— Work request —
Retype all of the entries that appear below, keeping them exactly as they are.

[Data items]
----------

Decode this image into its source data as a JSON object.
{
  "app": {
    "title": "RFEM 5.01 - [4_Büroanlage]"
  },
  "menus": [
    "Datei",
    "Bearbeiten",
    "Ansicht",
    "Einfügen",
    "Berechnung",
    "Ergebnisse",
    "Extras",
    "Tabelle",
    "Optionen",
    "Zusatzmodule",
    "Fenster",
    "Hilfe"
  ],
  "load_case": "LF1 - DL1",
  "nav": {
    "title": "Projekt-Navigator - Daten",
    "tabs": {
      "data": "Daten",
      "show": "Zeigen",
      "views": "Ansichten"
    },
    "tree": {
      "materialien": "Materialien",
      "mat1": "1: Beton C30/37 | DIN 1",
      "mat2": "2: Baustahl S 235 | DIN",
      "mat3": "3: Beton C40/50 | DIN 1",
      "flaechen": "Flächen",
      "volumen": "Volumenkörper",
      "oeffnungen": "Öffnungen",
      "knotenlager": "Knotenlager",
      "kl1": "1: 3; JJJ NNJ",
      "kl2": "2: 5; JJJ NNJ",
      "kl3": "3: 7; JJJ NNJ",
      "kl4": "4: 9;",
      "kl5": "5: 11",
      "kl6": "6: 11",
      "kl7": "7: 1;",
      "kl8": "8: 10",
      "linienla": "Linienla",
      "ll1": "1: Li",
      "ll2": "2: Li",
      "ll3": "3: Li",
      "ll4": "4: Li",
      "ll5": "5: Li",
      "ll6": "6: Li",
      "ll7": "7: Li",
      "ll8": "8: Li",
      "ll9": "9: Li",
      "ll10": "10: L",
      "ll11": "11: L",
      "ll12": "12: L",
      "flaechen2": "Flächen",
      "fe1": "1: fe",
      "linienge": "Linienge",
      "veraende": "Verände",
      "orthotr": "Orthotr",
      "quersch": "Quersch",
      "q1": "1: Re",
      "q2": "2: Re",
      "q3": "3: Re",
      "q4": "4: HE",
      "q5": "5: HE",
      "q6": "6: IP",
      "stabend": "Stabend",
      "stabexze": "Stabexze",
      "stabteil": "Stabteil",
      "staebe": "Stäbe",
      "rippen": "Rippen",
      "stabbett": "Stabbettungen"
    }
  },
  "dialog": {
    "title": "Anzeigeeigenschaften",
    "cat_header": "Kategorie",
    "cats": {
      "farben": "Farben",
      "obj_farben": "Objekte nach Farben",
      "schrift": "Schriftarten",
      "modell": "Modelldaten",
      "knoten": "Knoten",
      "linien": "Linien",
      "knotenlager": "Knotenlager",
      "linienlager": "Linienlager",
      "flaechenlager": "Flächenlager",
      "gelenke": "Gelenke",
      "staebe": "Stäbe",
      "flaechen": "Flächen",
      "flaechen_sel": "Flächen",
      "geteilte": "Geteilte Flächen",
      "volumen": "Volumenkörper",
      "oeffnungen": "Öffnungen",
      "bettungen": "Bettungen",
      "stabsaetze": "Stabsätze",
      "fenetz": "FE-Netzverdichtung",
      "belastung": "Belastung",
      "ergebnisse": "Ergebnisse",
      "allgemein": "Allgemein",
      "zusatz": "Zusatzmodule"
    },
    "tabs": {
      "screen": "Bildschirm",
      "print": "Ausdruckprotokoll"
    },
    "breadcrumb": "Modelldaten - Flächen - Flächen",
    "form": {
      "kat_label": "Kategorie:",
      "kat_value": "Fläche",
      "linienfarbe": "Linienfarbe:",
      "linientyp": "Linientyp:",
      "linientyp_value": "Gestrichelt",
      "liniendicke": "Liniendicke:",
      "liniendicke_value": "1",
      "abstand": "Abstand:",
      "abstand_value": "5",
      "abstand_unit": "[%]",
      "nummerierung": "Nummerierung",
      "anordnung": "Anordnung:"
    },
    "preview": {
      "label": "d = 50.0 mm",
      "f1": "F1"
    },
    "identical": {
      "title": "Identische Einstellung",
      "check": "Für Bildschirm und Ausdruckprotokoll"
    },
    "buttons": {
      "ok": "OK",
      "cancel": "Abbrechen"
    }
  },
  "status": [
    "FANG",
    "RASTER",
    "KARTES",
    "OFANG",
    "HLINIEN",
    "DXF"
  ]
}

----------

— Reply —
Decode this image into its source data as a JSON object.
{
  "app": {
    "title": "RFEM 5.01 - [4_Büroanlage]"
  },
  "menus": [
    "Datei",
    "Bearbeiten",
    "Ansicht",
    "Einfügen",
    "Berechnung",
    "Ergebnisse",
    "Extras",
    "Tabelle",
    "Optionen",
    "Zusatzmodule",
    "Fenster",
    "Hilfe"
  ],
  "load_case": "LF1 - DL1",
  "nav": {
    "title": "Projekt-Navigator - Daten",
    "tabs": {
      "data": "Daten",
      "show": "Zeigen",
      "views": "Ansichten"
    },
    "tree": {
      "materialien": "Materialien",
      "mat1": "1: Beton C30/37 | DIN 1",
      "mat2": "2: Baustahl S 235 | DIN",
      "mat3": "3: Beton C40/50 | DIN 1",
      "flaechen": "Flächen",
      "volumen": "Volumenkörper",
      "oeffnungen": "Öffnungen",
      "knotenlager": "Knotenlager",
      "kl1": "1: 3; JJJ NNJ",
      "kl2": "2: 5; JJJ NNJ",
      "kl3": "3: 7; JJJ NNJ",
      "kl4": "4: 9;",
      "kl5": "5: 11",
      "kl6": "6: 11",
      "kl7": "7: 1;",
      "kl8": "8: 10",
      "linienla": "Linienla",
      "ll1": "1: Li",
      "ll2": "2: Li",
      "ll3": "3: Li",
      "ll4": "4: Li",
      "ll5": "5: Li",
      "ll6": "6: Li",
      "ll7": "7: Li",
      "ll8": "8: Li",
      "ll9": "9: Li",
      "ll10": "10: L",
      "ll11": "11: L",
      "ll12": "12: L",
      "flaechen2": "Flächen",
      "fe1": "1: fe",
      "linienge": "Linienge",
      "veraende": "Verände",
      "orthotr": "Orthotr",
      "quersch": "Quersch",
      "q1": "1: Re",
      "q2": "2: Re",
      "q3": "3: Re",
      "q4": "4: HE",
      "q5": "5: HE",
      "q6": "6: IP",
      "stabend": "Stabend",
      "stabexze": "Stabexze",
      "stabteil": "Stabteil",
      "staebe": "Stäbe",
      "rippen": "Rippen",
      "stabbett": "Stabbettungen"
    }
  },
  "dialog": {
    "title": "Anzeigeeigenschaften",
    "cat_header": "Kategorie",
    "cats": {
      "farben": "Farben",
      "obj_farben": "Objekte nach Farben",
      "schrift": "Schriftarten",
      "modell": "Modelldaten",
      "knoten": "Knoten",
      "linien": "Linien",
      "knotenlager": "Knotenlager",
      "linienlager": "Linienlager",
      "flaechenlager": "Flächenlager",
      "gelenke": "Gelenke",
      "staebe": "Stäbe",
      "flaechen": "Flächen",
      "flaechen_sel": "Flächen",
      "geteilte": "Geteilte Flächen",
      "volumen": "Volumenkörper",
      "oeffnungen": "Öffnungen",
      "bettungen": "Bettungen",
      "stabsaetze": "Stabsätze",
      "fenetz": "FE-Netzverdichtung",
      "belastung": "Belastung",
      "ergebnisse": "Ergebnisse",
      "allgemein": "Allgemein",
      "zusatz": "Zusatzmodule"
    },
    "tabs": {
      "screen": "Bildschirm",
      "print": "Ausdruckprotokoll"
    },
    "breadcrumb": "Modelldaten - Flächen - Flächen",
    "form": {
      "kat_label": "Kategorie:",
      "kat_value": "Fläche",
      "linienfarbe": "Linienfarbe:",
      "linientyp": "Linientyp:",
      "linientyp_value": "Gestrichelt",
      "liniendicke": "Liniendicke:",
      "liniendicke_value": "1",
      "abstand": "Abstand:",
      "abstand_value": "5",
      "abstand_unit": "[%]",
      "nummerierung": "Nummerierung",
      "anordnung": "Anordnung:"
    },
    "preview": {
      "label": "d = 50.0 mm",
      "f1": "F1"
    },
    "identical": {
      "title": "Identische Einstellung",
      "check": "Für Bildschirm und Ausdruckprotokoll"
    },
    "buttons": {
      "ok": "OK",
      "cancel": "Abbrechen"
    }
  },
  "status": [
    "FANG",
    "RASTER",
    "KARTES",
    "OFANG",
    "HLINIEN",
    "DXF"
  ]
}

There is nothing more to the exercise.